a shrewish-looking little creature of perhaps eight or nine, with sharp eyes of a pale washed-out blue and no eyebrows or eyelashes to speak of. Her straw-coloured hair was stringy and sticky with jam and she wore a dirty satin dress two sizes too small for her.
She is hilarious, infuriating, smart, and goes on to be the protagonist of several more novels in the Wolves sequence. In Greek mythology, Dido was the founder of Carthage (Tunisia) and while the idea of Dido being at all royal or divine seems at the beginning laughable, as her story progresses, her hidden depths justify her great name.
Donna Tartt is another author who excels not only in the field of writing in general, but specifically in the naming of characters. The Goldfinch is one of my favorite books of all time. It’s a vast, ambitious tome that moves between New York and Los Vegas, loss and friendship, crime and love. It contains characters called things like Hobie, Xandra, and Kitsy (I don’t need to tell you what they’re like; you already know because those names are so well-selected). Lucius Reeve is, as you might expect, a slimy antiques dealer. He is a fairly minor character in the great scheme of the novel, but he is so aptly named. Granted, there are not that many friendly Luciuses in fiction *glares accusingly at Lucius Malfoy* but that is because it just such an appropriately bad name. It sounds almost like luscious (a slightly creepy word anyway) but can also be made into a spiteful hiss of an utterance. Apologies to any Luciuses reading. It’s not my fault you’re evil.
A character in T. S. Eliot’s Old Possum’s Book of Practical Cats, and later in the Broadway musical Cats! Here are some things to know about the wonderfully named Bustopher Jones:
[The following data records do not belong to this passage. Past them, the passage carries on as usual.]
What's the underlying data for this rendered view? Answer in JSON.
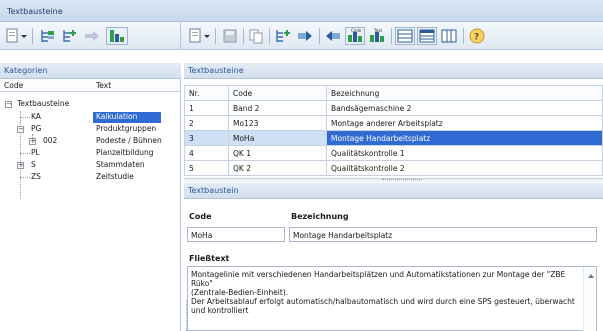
{
  "window": {
    "title": "Textbausteine"
  },
  "categories_panel": {
    "title": "Kategorien",
    "columns": [
      "Code",
      "Text"
    ],
    "tree": [
      {
        "code": "Textbausteine",
        "text": ""
      },
      {
        "code": "KA",
        "text": "Kalkulation"
      },
      {
        "code": "PG",
        "text": "Produktgruppen"
      },
      {
        "code": "002",
        "text": "Podeste / Bühnen"
      },
      {
        "code": "PL",
        "text": "Planzeitbildung"
      },
      {
        "code": "S",
        "text": "Stammdaten"
      },
      {
        "code": "ZS",
        "text": "Zeitstudie"
      }
    ]
  },
  "textbausteine_panel": {
    "title": "Textbausteine",
    "columns": [
      "Nr.",
      "Code",
      "Bezeichnung"
    ],
    "rows": [
      {
        "nr": "1",
        "code": "Band 2",
        "bezeichnung": "Bandsägemaschine 2"
      },
      {
        "nr": "2",
        "code": "Mo123",
        "bezeichnung": "Montage anderer Arbeitsplatz"
      },
      {
        "nr": "3",
        "code": "MoHa",
        "bezeichnung": "Montage Handarbeitsplatz"
      },
      {
        "nr": "4",
        "code": "QK 1",
        "bezeichnung": "Qualitätskontrolle 1"
      },
      {
        "nr": "5",
        "code": "QK 2",
        "bezeichnung": "Qualitätskontrolle 2"
      }
    ]
  },
  "detail_panel": {
    "title": "Textbaustein",
    "code_label": "Code",
    "code_value": "MoHa",
    "bezeichnung_label": "Bezeichnung",
    "bezeichnung_value": "Montage Handarbeitsplatz",
    "fliesstext_label": "Fließtext",
    "fliesstext_lines": [
      "Montagelinie mit verschiedenen Handarbeitsplätzen und Automatikstationen zur Montage der \"ZBE Rüko\"",
      "(Zentrale-Bedien-Einheit).",
      "Der Arbeitsablauf erfolgt automatisch/halbautomatisch und wird durch eine SPS gesteuert, überwacht",
      "und kontrolliert"
    ]
  },
  "toolbar_icons": {
    "left": [
      "new-dropdown-icon",
      "add-category-icon",
      "add-subcategory-icon",
      "move-right-icon",
      "tree-view-icon"
    ],
    "right": [
      "new-dropdown-icon",
      "save-icon",
      "copy-icon",
      "add-icon",
      "insert-icon",
      "delete-icon",
      "code-column-icon",
      "text-column-icon",
      "grid-view-icon",
      "table-view-icon",
      "columns-icon",
      "help-icon"
    ],
    "text_labels": {
      "code_icon": "Code",
      "text_icon": "Text"
    }
  },
  "colors": {
    "selection": "#2f6bd2",
    "panel_header_text": "#2b5c98",
    "accent_green": "#2e9e4a"
  }
}
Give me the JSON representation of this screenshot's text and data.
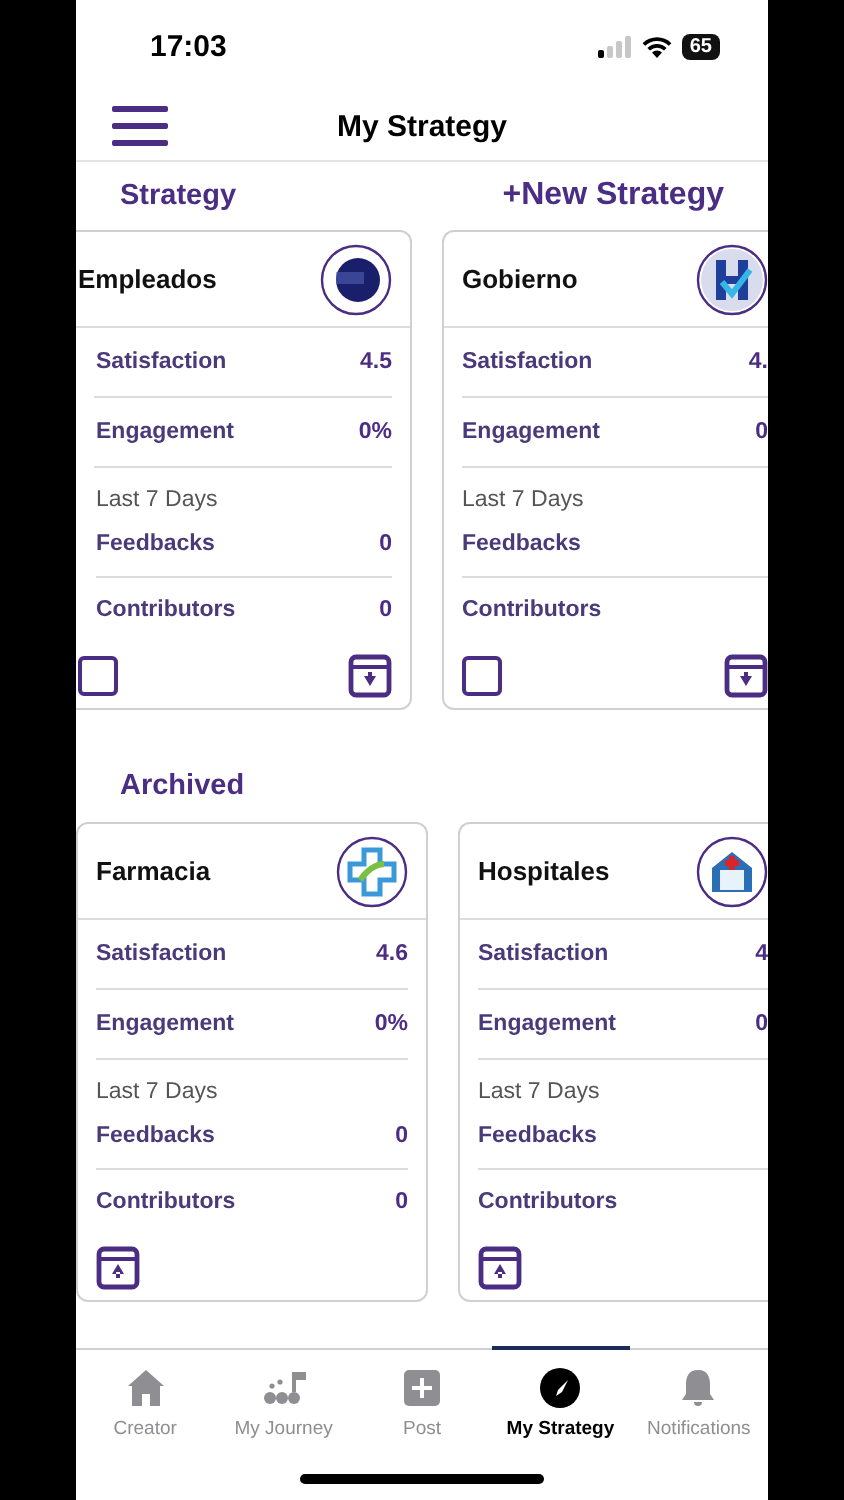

Bustopher Jones is not skin and bones – / In fact, he’s remarkably fat…No commonplace mousers have such well-cut trousers / And we’re all of us proud to be nodded or bowed to / By Bustopher Jones in white spats!
Bustopher is one of many marvelously titled felines in Eliot’s poetry collection, along with Mungojerrie, Rumpleteazer, and Skimbleshanks among others. I like Bustopher Jones because it’s a terribly pleasing, round-sounding name that evokes the smug swagger of a life-loving cat. I also like him because I like the mention of trousers in his poem. When I was small, my godmother had two cats, Trousers and Puddings. When left alone in the house, Trousers would turn on the taps, the radio and the heating and have himself a good party. Puddings did not participate. As an adult, I learned her name was not actually Puddings, but Shitless. Because she was scared shitless of everything. I had been lied to.
Coriander, or as it is referred to in the US, cillantro, is a controversial herb. People get tattoos about how much they love or hate it. I am reasonably indifferent to coriander as a seasoning, but I love it as a name and I adore Sally Gardner’s novel. Coriander is not exactly a divisive character, but hers is an un-Christian name and there is an attempt made to get her to change it to Ann. Coriander is nine for much of the plot. Nine and a bit lost and also caught in the midst of fairy activity and the political intrigue of Puritan London. It’s a pretty cool mixture and a pretty cool book with a pretty cool name.
I don’t think I had highlighted, noted and researched any of these names in my studying of the precious names book. In fact, most of these names weren’t even featured (there is a severe lack of baby Bustophers scampering about) so that’s why I take such great delight in these ones- the absurd, the evocative, the unusual. NAAAAAMES.